— PROBLEM TO WORK ON —
Search the data for "true". Return each matching line.

[Element data from apps and pages]
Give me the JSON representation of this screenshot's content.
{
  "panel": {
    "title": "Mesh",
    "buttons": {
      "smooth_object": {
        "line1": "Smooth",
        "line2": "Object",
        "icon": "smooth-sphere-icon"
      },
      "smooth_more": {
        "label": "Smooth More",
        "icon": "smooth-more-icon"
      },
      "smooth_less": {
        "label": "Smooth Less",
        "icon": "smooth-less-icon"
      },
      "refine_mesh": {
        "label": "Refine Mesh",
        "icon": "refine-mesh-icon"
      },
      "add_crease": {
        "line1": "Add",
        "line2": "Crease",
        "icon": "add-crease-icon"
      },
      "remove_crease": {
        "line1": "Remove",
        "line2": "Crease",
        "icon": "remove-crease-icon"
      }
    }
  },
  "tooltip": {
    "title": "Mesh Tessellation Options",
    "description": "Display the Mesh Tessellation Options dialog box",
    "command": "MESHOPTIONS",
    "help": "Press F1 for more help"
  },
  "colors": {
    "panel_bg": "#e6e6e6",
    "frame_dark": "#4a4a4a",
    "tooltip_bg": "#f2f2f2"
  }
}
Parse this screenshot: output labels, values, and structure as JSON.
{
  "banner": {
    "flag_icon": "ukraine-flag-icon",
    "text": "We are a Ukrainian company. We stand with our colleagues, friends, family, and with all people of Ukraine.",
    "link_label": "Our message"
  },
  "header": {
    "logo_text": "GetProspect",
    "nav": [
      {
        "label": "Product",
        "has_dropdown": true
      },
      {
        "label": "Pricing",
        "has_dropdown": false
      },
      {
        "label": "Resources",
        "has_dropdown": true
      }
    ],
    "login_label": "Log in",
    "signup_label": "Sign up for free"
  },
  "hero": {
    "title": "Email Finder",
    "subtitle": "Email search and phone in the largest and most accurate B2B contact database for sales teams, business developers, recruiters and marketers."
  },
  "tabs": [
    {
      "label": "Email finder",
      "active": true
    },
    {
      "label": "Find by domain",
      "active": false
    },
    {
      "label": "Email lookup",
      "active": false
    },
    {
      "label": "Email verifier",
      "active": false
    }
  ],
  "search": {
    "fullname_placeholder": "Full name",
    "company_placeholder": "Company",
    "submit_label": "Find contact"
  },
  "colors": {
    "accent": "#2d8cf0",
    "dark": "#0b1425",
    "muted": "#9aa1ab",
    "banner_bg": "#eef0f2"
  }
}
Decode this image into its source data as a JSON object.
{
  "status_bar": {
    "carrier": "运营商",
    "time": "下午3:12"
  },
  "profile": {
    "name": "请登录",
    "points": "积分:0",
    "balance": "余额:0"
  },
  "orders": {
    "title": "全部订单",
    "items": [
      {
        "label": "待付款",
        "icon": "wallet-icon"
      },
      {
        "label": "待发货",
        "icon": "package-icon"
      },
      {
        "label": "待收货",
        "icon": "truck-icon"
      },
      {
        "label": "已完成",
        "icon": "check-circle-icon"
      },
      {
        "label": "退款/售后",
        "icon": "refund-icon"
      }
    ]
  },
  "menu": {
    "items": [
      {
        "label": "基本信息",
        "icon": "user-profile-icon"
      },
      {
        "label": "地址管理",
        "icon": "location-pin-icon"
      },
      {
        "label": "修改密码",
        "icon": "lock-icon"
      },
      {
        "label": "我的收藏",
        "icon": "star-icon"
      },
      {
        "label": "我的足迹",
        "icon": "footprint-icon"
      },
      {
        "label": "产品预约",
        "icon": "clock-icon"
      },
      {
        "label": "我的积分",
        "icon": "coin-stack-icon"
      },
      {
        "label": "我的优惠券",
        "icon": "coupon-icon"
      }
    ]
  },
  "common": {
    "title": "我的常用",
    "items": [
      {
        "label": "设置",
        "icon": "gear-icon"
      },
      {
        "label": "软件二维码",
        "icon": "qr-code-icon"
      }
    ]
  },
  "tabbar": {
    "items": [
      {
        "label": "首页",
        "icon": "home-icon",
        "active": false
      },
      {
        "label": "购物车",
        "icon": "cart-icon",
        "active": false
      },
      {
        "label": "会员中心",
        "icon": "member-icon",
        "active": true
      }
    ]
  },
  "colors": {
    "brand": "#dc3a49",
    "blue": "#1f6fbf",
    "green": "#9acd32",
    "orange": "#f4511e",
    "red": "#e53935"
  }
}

— RESULT —
        "has_dropdown": true
        "has_dropdown": true
      "active": true
        "active": true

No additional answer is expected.